What they do
Seafood processors prepare and package fish, shellfish and other seafood, ready for sale or supply. They clean, scale and fillet seafood as required. In some cases they also remove the meat from shellfish such as mussels, oysters and prawns, trimming them to meet required specifications. Once the seafood has been cleaned and prepared, seafood processors must pack it for transport or sale, which may involve freezing and/or using machinery to package some products in airtight bags and other wrappings. These workers may also be responsible for sorting seafood to determe its quality, which will affect its price and use.
Specialisations include: Abalone Sheller, Mussel Opener (NZ), Oyster Opener
Seafood processors work in factories and processing plants, usually in coastal areas around the Perth metropolitan and Mid West/Gascoyne regions. Their work environments are usually cool and wet, to minimise the risk of seafood spoiling. They spend long periods on their feet and may be required to lift heavy crates of seafood. Hygiene is an important aspect in any occupation working with food. Seafood processors are usually required to sterilise their hands and clothing upon entering the processing area, and will be required to wear protective clothing. Evening and early morning shift work is usually required to prepare seafood in time to be shipped to stores before they open.
The seafood industry in general is highly seasonal, with many types of seafood only permitted to be caught during certain months, which may have an impact on the availability of work at certain times of the year.
Tools and technologies
Seafood processors use sharp knives to fillet and prepare fish and open shellfish. They will have to regularly sharpen knives to maintain their effectiveness and safety. In some cases, cleaning and preparation of seafood may be done by machine, which seafood processors will be responsible for operating and maintaining. After the seafood has been processed, these workers will need to package it using boxes, cartons, plastic wrapping and specialised packaging machines. Seafood processors will have to wear protective and hygienic clothing, including gloves, aprons, gumboots, earmuffs and hairnets. They will also often be required to use hoses and scrubbing brushes to keep work areas clean.
How do I become one?
Education and training
You can work as a seafood process worker without any formal qualifications and get training on the job.

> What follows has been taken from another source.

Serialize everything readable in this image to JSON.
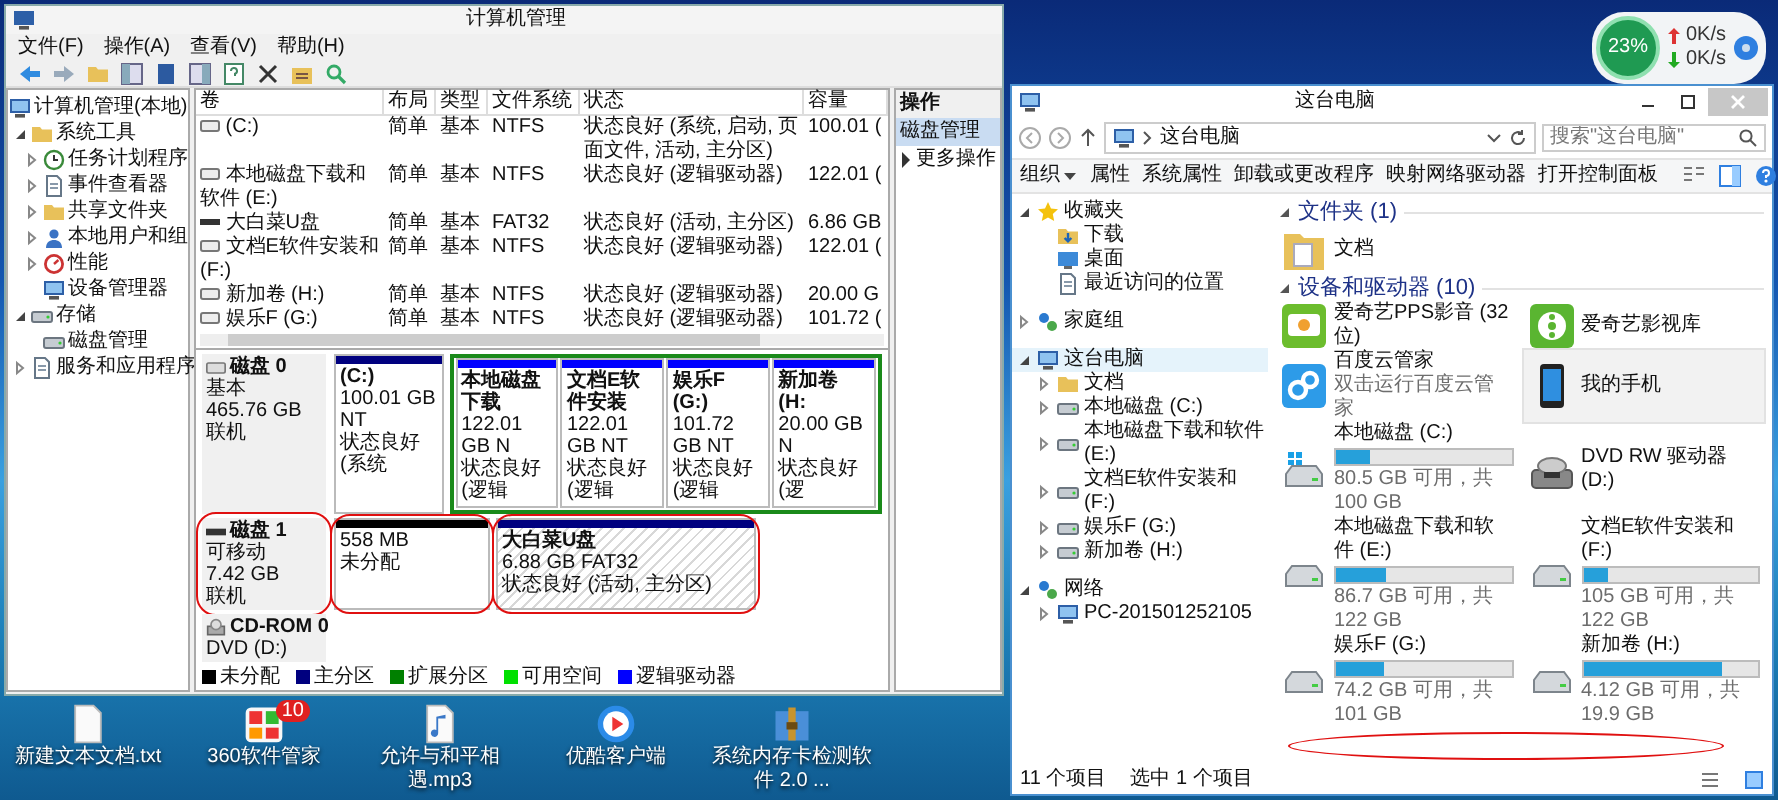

You can also complete a traineeship. The process worker and leading hand – seafood processing traineeships usually take 12 to 24 months to complete, and the process worker traineeship is available as a school-based traineeship.

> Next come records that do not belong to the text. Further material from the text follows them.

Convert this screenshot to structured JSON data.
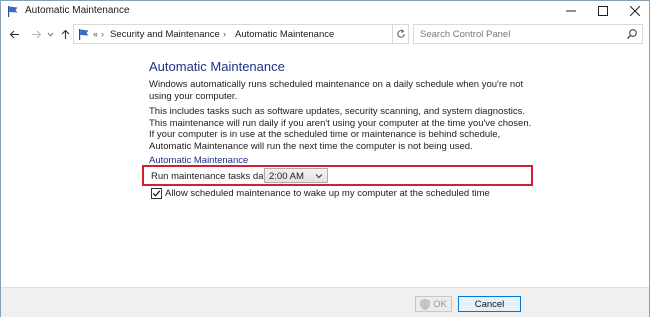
{
  "window": {
    "title": "Automatic Maintenance"
  },
  "nav": {
    "back_icon": "arrow-left-icon",
    "forward_icon": "arrow-right-icon",
    "up_icon": "arrow-up-icon"
  },
  "address": {
    "overflow": "«",
    "crumbs": [
      "Security and Maintenance",
      "Automatic Maintenance"
    ],
    "separator": "›"
  },
  "search": {
    "placeholder": "Search Control Panel"
  },
  "content": {
    "title": "Automatic Maintenance",
    "intro": "Windows automatically runs scheduled maintenance on a daily schedule when you're not using your computer.",
    "details": "This includes tasks such as software updates, security scanning, and system diagnostics. This maintenance will run daily if you aren't using your computer at the time you've chosen. If your computer is in use at the scheduled time or maintenance is behind schedule, Automatic Maintenance will run the next time the computer is not being used.",
    "group_label": "Automatic Maintenance",
    "run_label": "Run maintenance tasks daily at",
    "run_time": "2:00 AM",
    "wake_label": "Allow scheduled maintenance to wake up my computer at the scheduled time",
    "wake_checked": true
  },
  "footer": {
    "ok_label": "OK",
    "cancel_label": "Cancel"
  },
  "colors": {
    "heading": "#1e3287",
    "highlight": "#d4202c",
    "focus_border": "#0078d7"
  }
}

Apprenticeships and traineeships
As an apprentice or trainee, you enter into a formal training contract with an employer, enabling you to complete training towards a nationally recognised qualification. You spend time working and learning practical skills on the job and you spend some time undertaking structured training with a registered training provider.
You can do an apprenticeship or traineeship if you are a school-leaver, re-entering the workforce or as an adult or mature-aged person wishing to change careers. You can even begin your apprenticeship or traineeship while you're still at school.
If you are still at school you can access an apprenticeship through your school. Talk to your school's VET Co-ordinator to start your training now through VET in Schools. If you are no longer at school you can apply for an apprenticeship or traineeship and get paid while you learn and work.